For most types of tables and queries, the leaseholder is the only replica that can serve consistent reads (reads that return "the latest" data).
The consensus protocol employed in CockroachDB that ensures that your data is safely stored on multiple nodes and that those nodes agree on the current state even if some of them are temporarily disconnected.
For each range, the replica that is the "leader" for write requests. The leader uses the Raft protocol to ensure that a majority of replicas (the leader and enough followers) agree, based on their Raft logs, before committing the write. The Raft leader is almost always the same replica as the leaseholder.
A time-ordered log of writes to a range that its replicas have agreed on. This log exists on-disk with each replica and is the range's source of truth for consistent replication.
CockroachDB starts running on machines with two commands:
cockroach startwith a
--joinflag for all of the initial nodes in the cluster, so the process knows all of the other machines it can communicate with.
cockroach initto perform a one-time initialization of the cluster.
Once the CockroachDB cluster is initialized, developers interact with CockroachDB through a PostgreSQL-compatible SQL API. Thanks to the symmetrical behavior of all nodes in a cluster, you can send SQL requests to any node; this makes CockroachDB easy to integrate with load balancers.
After receiving SQL remote procedure calls (RPCs), nodes convert them into key-value (KV) operations that work with our distributed, transactional key-value store.

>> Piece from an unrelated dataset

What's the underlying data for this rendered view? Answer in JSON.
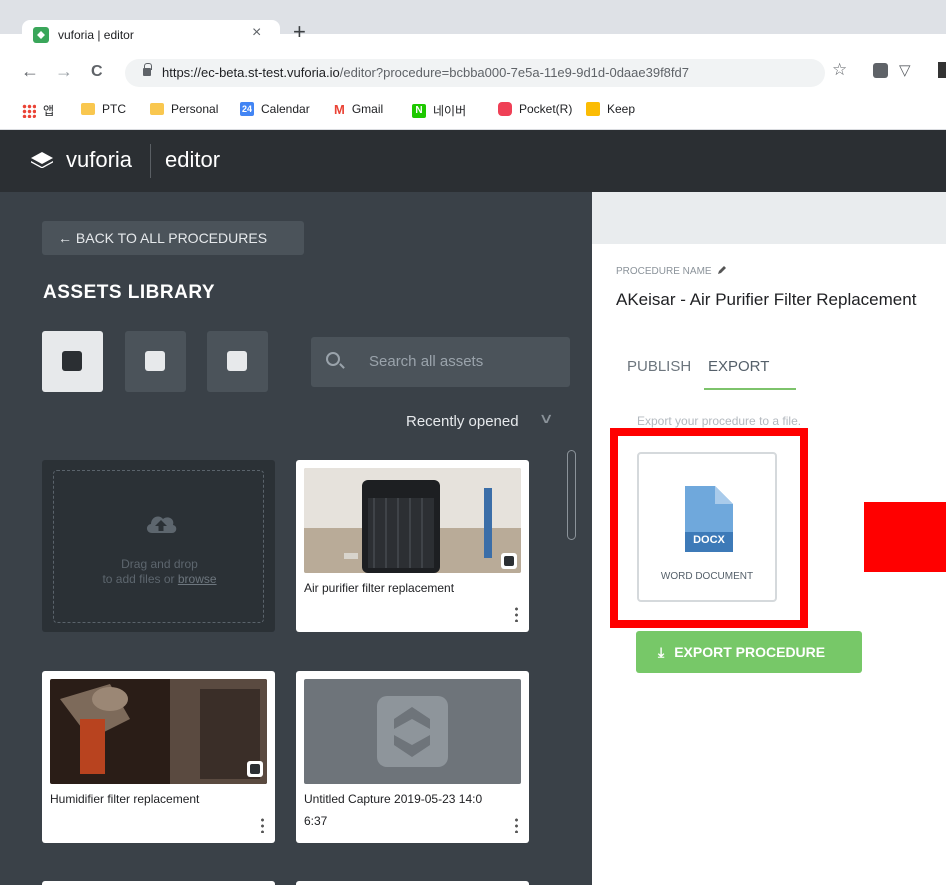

As these RPCs start filling your cluster with data, CockroachDB starts algorithmically distributing your data among the nodes of the cluster, breaking the data up into chunks that we call ranges. Each range is replicated to at least 3 nodes by default to ensure survivability. This ensures that if any nodes go down, you still have copies of the data which can be used for:
- Continuing to serve reads and writes.
- Consistently replicating the data to other nodes.
If a node receives a read or write request it cannot directly serve, it finds the node that can handle the request, and communicates with that node. This means you do not need to know where in the cluster a specific portion of your data is stored; CockroachDB tracks it for you, and enables symmetric read/write behavior from each node.
Any changes made to the data in a range rely on a consensus algorithm to ensure that the majority of the range's replicas agree to commit the change. This is how CockroachDB achieves the industry-leading isolation guarantees that allow it to provide your application with consistent reads and writes, regardless of which node you communicate with.
Ultimately, data is written to and read from disk using an efficient storage engine, which is able to keep track of the data's timestamp. This has the benefit of letting us support the SQL standard
AS OF SYSTEM TIME clause, letting you find historical data for a period of time.
While the high-level overview above gives you a notion of what CockroachDB does, looking at how CockroachDB operates at each of these layers will give you much greater understanding of our architecture.
At the highest level, CockroachDB converts clients' SQL statements into key-value (KV) data, which is distributed among nodes and written to disk. CockroachDB's architecture is manifested as a number of layers, each of which interacts with the layers directly above and below it as relatively opaque services.
The following pages describe the function each layer performs, while mostly ignoring the details of other layers. This description is true to the experience of the layers themselves, which generally treat the other layers as black-box APIs. There are some interactions that occur between layers that require an understanding of each layer's function to understand the entire process.
|SQL||1||Translate client SQL queries to KV operations.|
|Transactional||2||Allow atomic changes to multiple KV entries.|
|Distribution||3||Present replicated KV ranges as a single entity.|
|Replication||4||Consistently and synchronously replicate KV ranges across many nodes. This layer also enables consistent reads using a consensus algorithm.|
|Storage||5||Read and write KV data on disk.|
Start by learning about what CockroachDB does with your SQL statements at the SQL layer.